## [What is needed]
Counting only lines that contain "系统管理", how many are there in the records below? Give the figure alone.

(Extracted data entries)
┌──

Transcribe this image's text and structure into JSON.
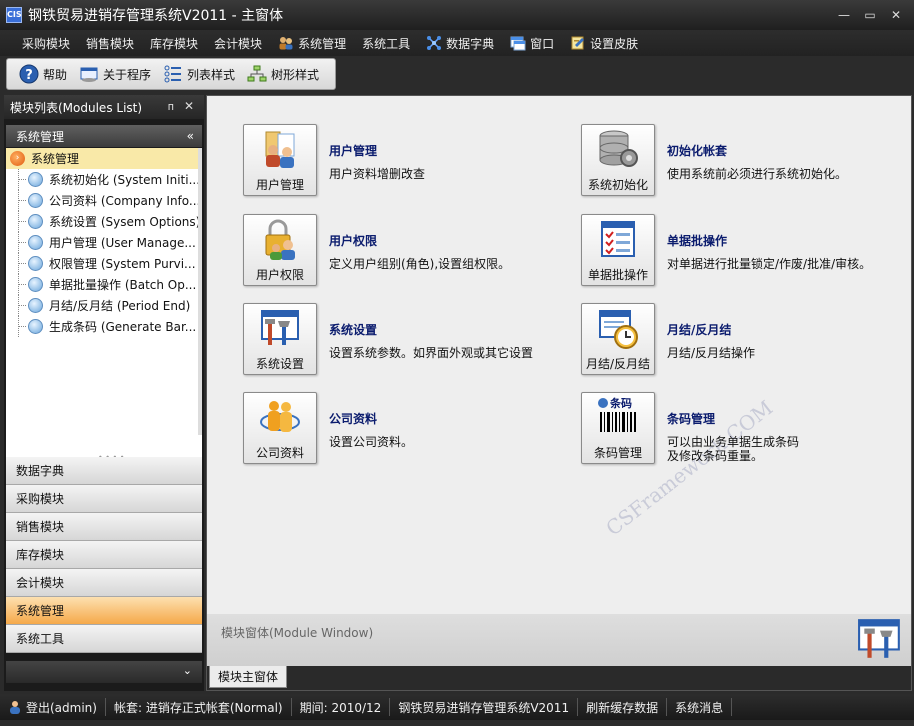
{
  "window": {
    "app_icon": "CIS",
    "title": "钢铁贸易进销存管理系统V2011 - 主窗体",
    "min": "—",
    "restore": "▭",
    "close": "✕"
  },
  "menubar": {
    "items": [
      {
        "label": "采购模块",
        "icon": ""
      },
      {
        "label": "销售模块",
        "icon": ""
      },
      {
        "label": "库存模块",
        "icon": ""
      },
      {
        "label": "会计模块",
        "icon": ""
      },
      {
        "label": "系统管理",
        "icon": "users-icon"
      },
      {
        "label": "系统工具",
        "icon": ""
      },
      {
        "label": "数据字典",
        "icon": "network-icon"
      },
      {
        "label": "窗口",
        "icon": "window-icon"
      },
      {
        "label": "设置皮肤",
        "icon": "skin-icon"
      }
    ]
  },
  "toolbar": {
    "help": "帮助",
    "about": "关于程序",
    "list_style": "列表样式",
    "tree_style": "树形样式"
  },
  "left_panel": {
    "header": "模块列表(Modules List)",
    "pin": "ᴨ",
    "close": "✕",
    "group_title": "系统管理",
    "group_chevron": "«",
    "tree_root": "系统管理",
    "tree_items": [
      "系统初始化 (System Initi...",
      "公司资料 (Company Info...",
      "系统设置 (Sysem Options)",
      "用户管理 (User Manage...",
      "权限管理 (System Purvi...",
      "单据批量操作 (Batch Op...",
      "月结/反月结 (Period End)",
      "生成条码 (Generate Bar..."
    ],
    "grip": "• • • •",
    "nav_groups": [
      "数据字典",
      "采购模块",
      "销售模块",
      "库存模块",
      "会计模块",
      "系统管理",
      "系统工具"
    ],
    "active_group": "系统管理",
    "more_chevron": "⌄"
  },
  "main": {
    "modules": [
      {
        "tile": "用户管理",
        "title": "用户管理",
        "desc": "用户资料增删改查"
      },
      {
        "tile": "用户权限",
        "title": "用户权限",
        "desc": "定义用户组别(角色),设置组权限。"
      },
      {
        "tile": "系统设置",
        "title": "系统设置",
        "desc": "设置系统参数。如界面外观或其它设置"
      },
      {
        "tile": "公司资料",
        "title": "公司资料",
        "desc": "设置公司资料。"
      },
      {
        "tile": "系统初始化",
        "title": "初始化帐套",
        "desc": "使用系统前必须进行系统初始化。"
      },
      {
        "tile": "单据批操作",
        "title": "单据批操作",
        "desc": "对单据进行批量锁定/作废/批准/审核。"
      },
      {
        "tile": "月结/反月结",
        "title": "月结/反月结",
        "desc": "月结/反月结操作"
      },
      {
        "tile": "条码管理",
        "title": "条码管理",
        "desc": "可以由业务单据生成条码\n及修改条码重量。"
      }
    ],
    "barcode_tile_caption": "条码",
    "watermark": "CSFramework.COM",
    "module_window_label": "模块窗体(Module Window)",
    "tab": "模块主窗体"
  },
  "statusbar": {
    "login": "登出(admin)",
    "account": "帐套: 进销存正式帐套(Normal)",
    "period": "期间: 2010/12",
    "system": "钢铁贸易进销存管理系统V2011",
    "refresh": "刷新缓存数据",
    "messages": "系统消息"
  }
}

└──
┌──

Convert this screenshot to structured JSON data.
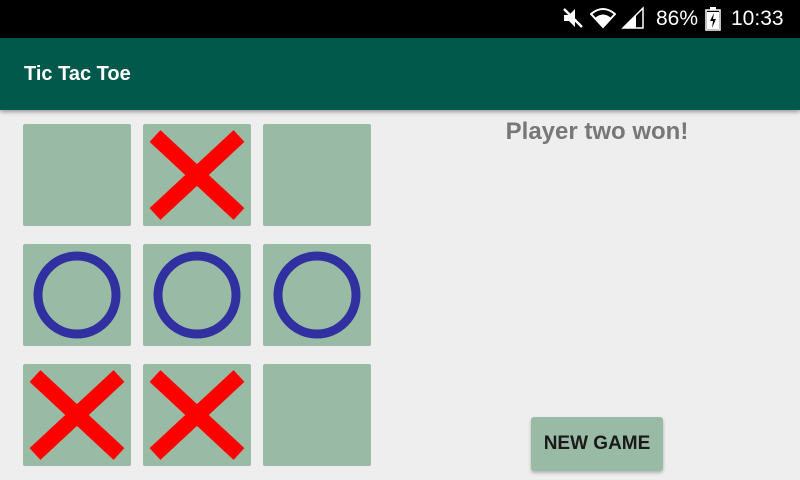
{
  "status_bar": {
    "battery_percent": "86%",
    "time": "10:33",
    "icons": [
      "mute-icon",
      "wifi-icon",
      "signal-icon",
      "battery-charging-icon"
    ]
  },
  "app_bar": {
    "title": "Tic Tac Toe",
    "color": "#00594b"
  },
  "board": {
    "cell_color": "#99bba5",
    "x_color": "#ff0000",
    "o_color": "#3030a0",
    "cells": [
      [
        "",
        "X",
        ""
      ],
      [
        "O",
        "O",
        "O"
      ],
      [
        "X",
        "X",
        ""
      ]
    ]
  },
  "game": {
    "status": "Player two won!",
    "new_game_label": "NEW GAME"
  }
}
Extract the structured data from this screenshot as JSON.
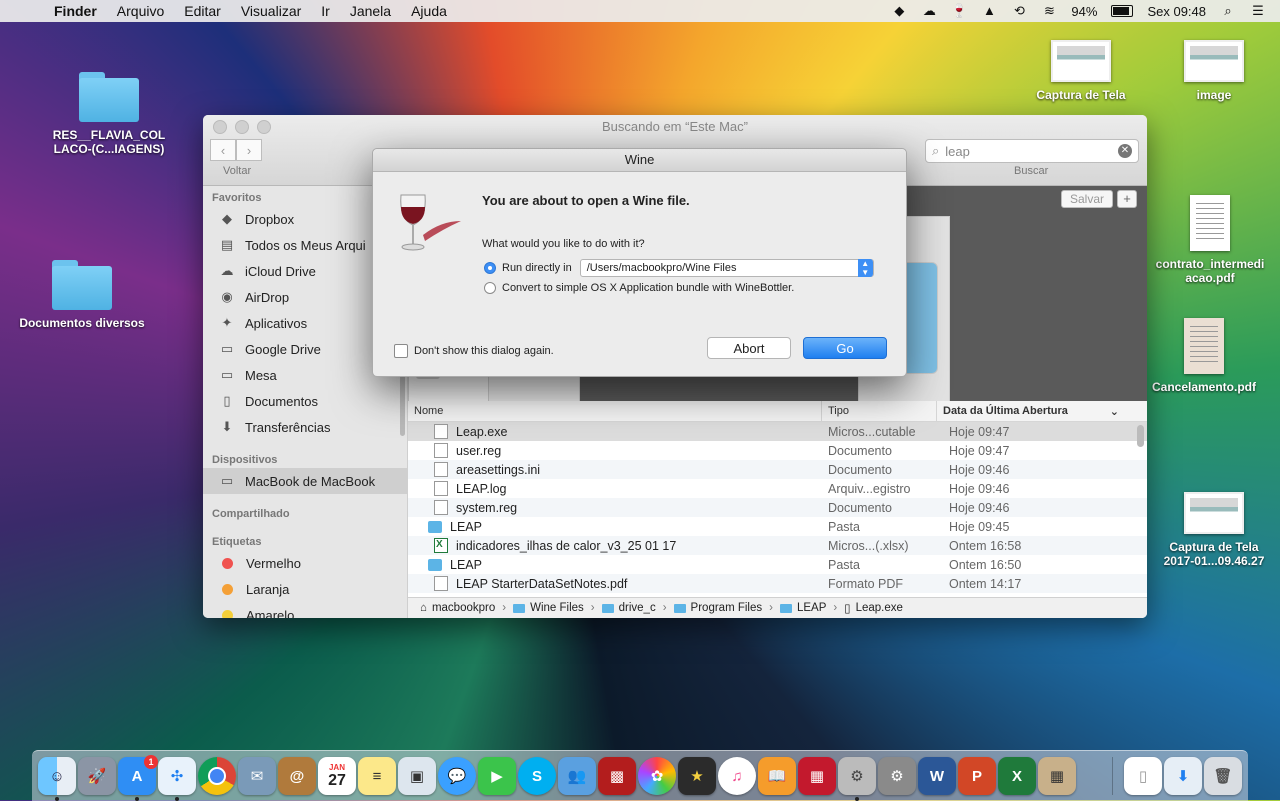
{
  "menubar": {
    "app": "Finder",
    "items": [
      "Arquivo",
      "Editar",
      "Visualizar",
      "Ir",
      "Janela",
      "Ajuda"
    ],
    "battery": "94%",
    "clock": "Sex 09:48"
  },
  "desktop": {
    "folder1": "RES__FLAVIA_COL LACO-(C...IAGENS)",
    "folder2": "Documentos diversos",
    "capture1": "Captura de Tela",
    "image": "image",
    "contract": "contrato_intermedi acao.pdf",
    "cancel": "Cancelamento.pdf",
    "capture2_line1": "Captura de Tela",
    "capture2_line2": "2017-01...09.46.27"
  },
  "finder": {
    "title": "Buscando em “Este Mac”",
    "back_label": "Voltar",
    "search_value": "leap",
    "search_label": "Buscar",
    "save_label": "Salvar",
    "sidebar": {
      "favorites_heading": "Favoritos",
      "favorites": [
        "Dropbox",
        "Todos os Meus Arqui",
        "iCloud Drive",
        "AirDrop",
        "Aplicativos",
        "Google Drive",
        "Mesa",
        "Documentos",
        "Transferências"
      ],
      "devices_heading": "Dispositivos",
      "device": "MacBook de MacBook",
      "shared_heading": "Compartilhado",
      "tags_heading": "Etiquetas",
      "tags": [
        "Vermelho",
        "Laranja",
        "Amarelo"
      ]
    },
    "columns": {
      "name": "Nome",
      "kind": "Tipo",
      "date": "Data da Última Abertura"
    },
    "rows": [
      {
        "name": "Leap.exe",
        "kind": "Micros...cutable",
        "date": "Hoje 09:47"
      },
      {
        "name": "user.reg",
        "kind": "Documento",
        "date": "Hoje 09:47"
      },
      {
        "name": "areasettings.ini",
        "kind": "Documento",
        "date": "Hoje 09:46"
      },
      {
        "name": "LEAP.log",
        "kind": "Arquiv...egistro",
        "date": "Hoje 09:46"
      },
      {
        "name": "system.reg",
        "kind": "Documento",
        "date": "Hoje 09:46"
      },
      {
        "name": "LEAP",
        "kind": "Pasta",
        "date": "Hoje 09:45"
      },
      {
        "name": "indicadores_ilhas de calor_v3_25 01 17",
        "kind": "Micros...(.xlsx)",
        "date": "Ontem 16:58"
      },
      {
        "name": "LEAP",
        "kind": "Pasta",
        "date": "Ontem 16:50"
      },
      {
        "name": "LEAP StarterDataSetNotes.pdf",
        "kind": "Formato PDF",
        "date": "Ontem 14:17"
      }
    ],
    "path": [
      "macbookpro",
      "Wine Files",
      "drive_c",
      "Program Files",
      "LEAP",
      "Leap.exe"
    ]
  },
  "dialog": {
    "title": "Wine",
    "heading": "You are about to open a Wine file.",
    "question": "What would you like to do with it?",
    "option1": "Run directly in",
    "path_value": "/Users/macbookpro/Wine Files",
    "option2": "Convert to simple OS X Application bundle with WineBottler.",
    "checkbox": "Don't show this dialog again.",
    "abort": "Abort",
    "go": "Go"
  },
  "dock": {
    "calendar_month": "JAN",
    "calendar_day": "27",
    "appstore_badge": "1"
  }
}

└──

## [Answer for this exercise]
5